PROBLEM REQUIREMENTS: Return all of the data exactly, with nothing left out but the pictures.

■ ■ ■ ■ ■

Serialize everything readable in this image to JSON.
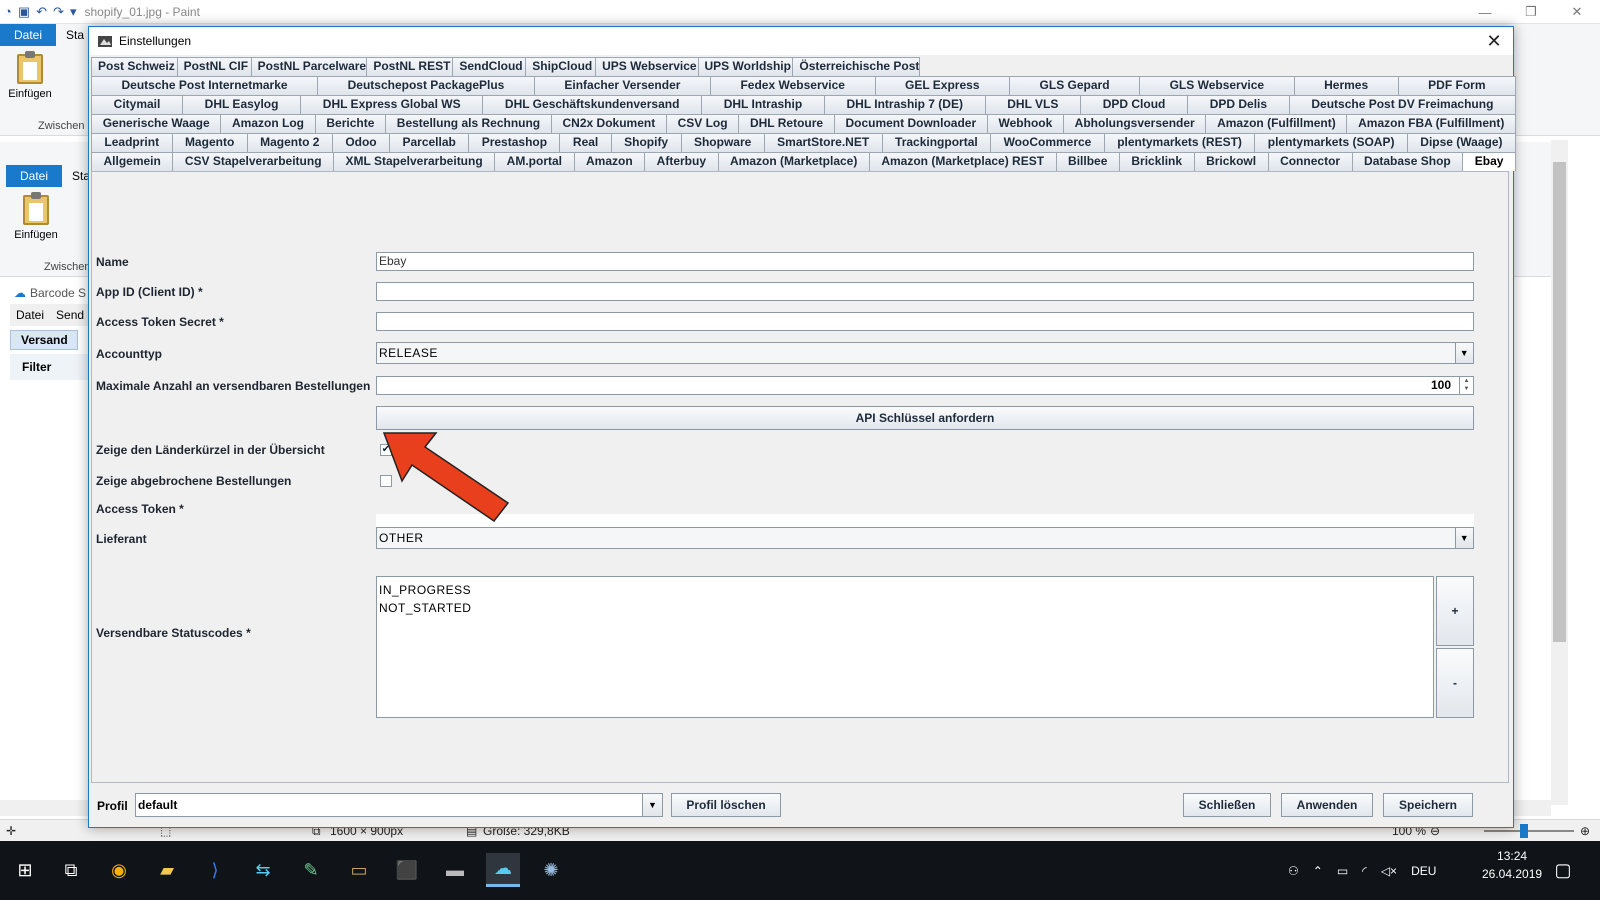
{
  "paint": {
    "title": "shopify_01.jpg - Paint",
    "tab_file": "Datei",
    "tab_start": "Sta",
    "tab_start_2": "Sta",
    "paste": "Einfügen",
    "clipboard": "Zwischen",
    "clipboard_2": "Zwischen",
    "status_dims": "1600 × 900px",
    "status_size": "Größe: 329,8KB",
    "zoom": "100 %"
  },
  "bg_app": {
    "title": "Barcode S",
    "menu_file": "Datei",
    "menu_send": "Send",
    "tab_versand": "Versand",
    "filter": "Filter"
  },
  "dialog": {
    "title": "Einstellungen",
    "tab_rows": [
      [
        "Post Schweiz",
        "PostNL CIF",
        "PostNL Parcelware",
        "PostNL REST",
        "SendCloud",
        "ShipCloud",
        "UPS Webservice",
        "UPS Worldship",
        "Österreichische Post"
      ],
      [
        "Deutsche Post Internetmarke",
        "Deutschepost PackagePlus",
        "Einfacher Versender",
        "Fedex Webservice",
        "GEL Express",
        "GLS Gepard",
        "GLS Webservice",
        "Hermes",
        "PDF Form"
      ],
      [
        "Citymail",
        "DHL Easylog",
        "DHL Express Global WS",
        "DHL Geschäftskundenversand",
        "DHL Intraship",
        "DHL Intraship 7 (DE)",
        "DHL VLS",
        "DPD Cloud",
        "DPD Delis",
        "Deutsche Post DV Freimachung"
      ],
      [
        "Generische Waage",
        "Amazon Log",
        "Berichte",
        "Bestellung als Rechnung",
        "CN2x Dokument",
        "CSV Log",
        "DHL Retoure",
        "Document Downloader",
        "Webhook",
        "Abholungsversender",
        "Amazon (Fulfillment)",
        "Amazon FBA (Fulfillment)"
      ],
      [
        "Leadprint",
        "Magento",
        "Magento 2",
        "Odoo",
        "Parcellab",
        "Prestashop",
        "Real",
        "Shopify",
        "Shopware",
        "SmartStore.NET",
        "Trackingportal",
        "WooCommerce",
        "plentymarkets (REST)",
        "plentymarkets (SOAP)",
        "Dipse (Waage)"
      ],
      [
        "Allgemein",
        "CSV Stapelverarbeitung",
        "XML Stapelverarbeitung",
        "AM.portal",
        "Amazon",
        "Afterbuy",
        "Amazon (Marketplace)",
        "Amazon (Marketplace) REST",
        "Billbee",
        "Bricklink",
        "Brickowl",
        "Connector",
        "Database Shop",
        "Ebay"
      ]
    ],
    "selected_tab": "Ebay",
    "form": {
      "name_label": "Name",
      "name_value": "Ebay",
      "appid_label": "App ID (Client ID) *",
      "appid_value": "",
      "secret_label": "Access Token Secret *",
      "secret_value": "",
      "accounttype_label": "Accounttyp",
      "accounttype_value": "RELEASE",
      "maxorders_label": "Maximale Anzahl an versendbaren Bestellungen",
      "maxorders_value": "100",
      "api_button": "API Schlüssel anfordern",
      "country_label": "Zeige den Länderkürzel in der Übersicht",
      "country_checked": true,
      "cancelled_label": "Zeige abgebrochene Bestellungen",
      "cancelled_checked": false,
      "token_label": "Access Token *",
      "supplier_label": "Lieferant",
      "supplier_value": "OTHER",
      "status_label": "Versendbare Statuscodes *",
      "status_codes": [
        "IN_PROGRESS",
        "NOT_STARTED"
      ],
      "add_button": "+",
      "remove_button": "-"
    },
    "footer": {
      "profil_label": "Profil",
      "profil_value": "default",
      "delete_button": "Profil löschen",
      "close_button": "Schließen",
      "apply_button": "Anwenden",
      "save_button": "Speichern"
    }
  },
  "taskbar": {
    "lang": "DEU",
    "time": "13:24",
    "date": "26.04.2019"
  },
  "colors": {
    "accent": "#1979ca",
    "arrow": "#e8401c"
  }
}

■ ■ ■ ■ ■

RESPONSE BELOW:
Serialize everything readable in this image to JSON.
{
  "paint": {
    "title": "shopify_01.jpg - Paint",
    "tab_file": "Datei",
    "tab_start": "Sta",
    "tab_start_2": "Sta",
    "paste": "Einfügen",
    "clipboard": "Zwischen",
    "clipboard_2": "Zwischen",
    "status_dims": "1600 × 900px",
    "status_size": "Größe: 329,8KB",
    "zoom": "100 %"
  },
  "bg_app": {
    "title": "Barcode S",
    "menu_file": "Datei",
    "menu_send": "Send",
    "tab_versand": "Versand",
    "filter": "Filter"
  },
  "dialog": {
    "title": "Einstellungen",
    "tab_rows": [
      [
        "Post Schweiz",
        "PostNL CIF",
        "PostNL Parcelware",
        "PostNL REST",
        "SendCloud",
        "ShipCloud",
        "UPS Webservice",
        "UPS Worldship",
        "Österreichische Post"
      ],
      [
        "Deutsche Post Internetmarke",
        "Deutschepost PackagePlus",
        "Einfacher Versender",
        "Fedex Webservice",
        "GEL Express",
        "GLS Gepard",
        "GLS Webservice",
        "Hermes",
        "PDF Form"
      ],
      [
        "Citymail",
        "DHL Easylog",
        "DHL Express Global WS",
        "DHL Geschäftskundenversand",
        "DHL Intraship",
        "DHL Intraship 7 (DE)",
        "DHL VLS",
        "DPD Cloud",
        "DPD Delis",
        "Deutsche Post DV Freimachung"
      ],
      [
        "Generische Waage",
        "Amazon Log",
        "Berichte",
        "Bestellung als Rechnung",
        "CN2x Dokument",
        "CSV Log",
        "DHL Retoure",
        "Document Downloader",
        "Webhook",
        "Abholungsversender",
        "Amazon (Fulfillment)",
        "Amazon FBA (Fulfillment)"
      ],
      [
        "Leadprint",
        "Magento",
        "Magento 2",
        "Odoo",
        "Parcellab",
        "Prestashop",
        "Real",
        "Shopify",
        "Shopware",
        "SmartStore.NET",
        "Trackingportal",
        "WooCommerce",
        "plentymarkets (REST)",
        "plentymarkets (SOAP)",
        "Dipse (Waage)"
      ],
      [
        "Allgemein",
        "CSV Stapelverarbeitung",
        "XML Stapelverarbeitung",
        "AM.portal",
        "Amazon",
        "Afterbuy",
        "Amazon (Marketplace)",
        "Amazon (Marketplace) REST",
        "Billbee",
        "Bricklink",
        "Brickowl",
        "Connector",
        "Database Shop",
        "Ebay"
      ]
    ],
    "selected_tab": "Ebay",
    "form": {
      "name_label": "Name",
      "name_value": "Ebay",
      "appid_label": "App ID (Client ID) *",
      "appid_value": "",
      "secret_label": "Access Token Secret *",
      "secret_value": "",
      "accounttype_label": "Accounttyp",
      "accounttype_value": "RELEASE",
      "maxorders_label": "Maximale Anzahl an versendbaren Bestellungen",
      "maxorders_value": "100",
      "api_button": "API Schlüssel anfordern",
      "country_label": "Zeige den Länderkürzel in der Übersicht",
      "country_checked": true,
      "cancelled_label": "Zeige abgebrochene Bestellungen",
      "cancelled_checked": false,
      "token_label": "Access Token *",
      "supplier_label": "Lieferant",
      "supplier_value": "OTHER",
      "status_label": "Versendbare Statuscodes *",
      "status_codes": [
        "IN_PROGRESS",
        "NOT_STARTED"
      ],
      "add_button": "+",
      "remove_button": "-"
    },
    "footer": {
      "profil_label": "Profil",
      "profil_value": "default",
      "delete_button": "Profil löschen",
      "close_button": "Schließen",
      "apply_button": "Anwenden",
      "save_button": "Speichern"
    }
  },
  "taskbar": {
    "lang": "DEU",
    "time": "13:24",
    "date": "26.04.2019"
  },
  "colors": {
    "accent": "#1979ca",
    "arrow": "#e8401c"
  }
}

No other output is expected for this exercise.